The problem >> All lines containing the string "true" must be copied from the entries.

Given data >>
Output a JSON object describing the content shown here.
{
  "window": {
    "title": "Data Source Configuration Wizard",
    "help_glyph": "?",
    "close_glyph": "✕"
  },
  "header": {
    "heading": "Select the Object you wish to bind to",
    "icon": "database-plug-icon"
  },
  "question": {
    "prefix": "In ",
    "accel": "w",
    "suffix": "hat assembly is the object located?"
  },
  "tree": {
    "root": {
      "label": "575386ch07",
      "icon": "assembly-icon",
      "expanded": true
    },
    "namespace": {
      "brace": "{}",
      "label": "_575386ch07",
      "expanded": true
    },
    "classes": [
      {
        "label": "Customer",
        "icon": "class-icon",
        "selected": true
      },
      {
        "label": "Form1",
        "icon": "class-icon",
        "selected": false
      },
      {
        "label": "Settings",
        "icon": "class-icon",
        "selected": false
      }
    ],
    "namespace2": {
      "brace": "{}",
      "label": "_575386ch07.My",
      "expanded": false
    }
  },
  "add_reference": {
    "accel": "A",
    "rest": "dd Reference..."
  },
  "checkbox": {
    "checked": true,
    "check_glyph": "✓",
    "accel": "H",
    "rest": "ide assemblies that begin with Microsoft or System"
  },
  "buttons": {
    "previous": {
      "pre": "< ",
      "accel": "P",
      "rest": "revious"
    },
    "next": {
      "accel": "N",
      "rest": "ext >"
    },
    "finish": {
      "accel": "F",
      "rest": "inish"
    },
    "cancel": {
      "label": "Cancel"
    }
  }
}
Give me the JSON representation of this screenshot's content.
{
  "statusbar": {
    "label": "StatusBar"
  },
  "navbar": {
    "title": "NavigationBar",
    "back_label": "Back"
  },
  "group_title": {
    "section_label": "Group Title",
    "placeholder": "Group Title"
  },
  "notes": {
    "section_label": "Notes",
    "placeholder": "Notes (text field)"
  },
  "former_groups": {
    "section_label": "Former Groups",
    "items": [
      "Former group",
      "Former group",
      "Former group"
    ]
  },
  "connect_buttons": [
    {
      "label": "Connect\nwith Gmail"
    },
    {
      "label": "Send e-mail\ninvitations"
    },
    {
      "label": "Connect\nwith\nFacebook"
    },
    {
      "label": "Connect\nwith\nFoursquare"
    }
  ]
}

Task answer >>
      "expanded": true
      "expanded": true
        "selected": true
    "checked": true,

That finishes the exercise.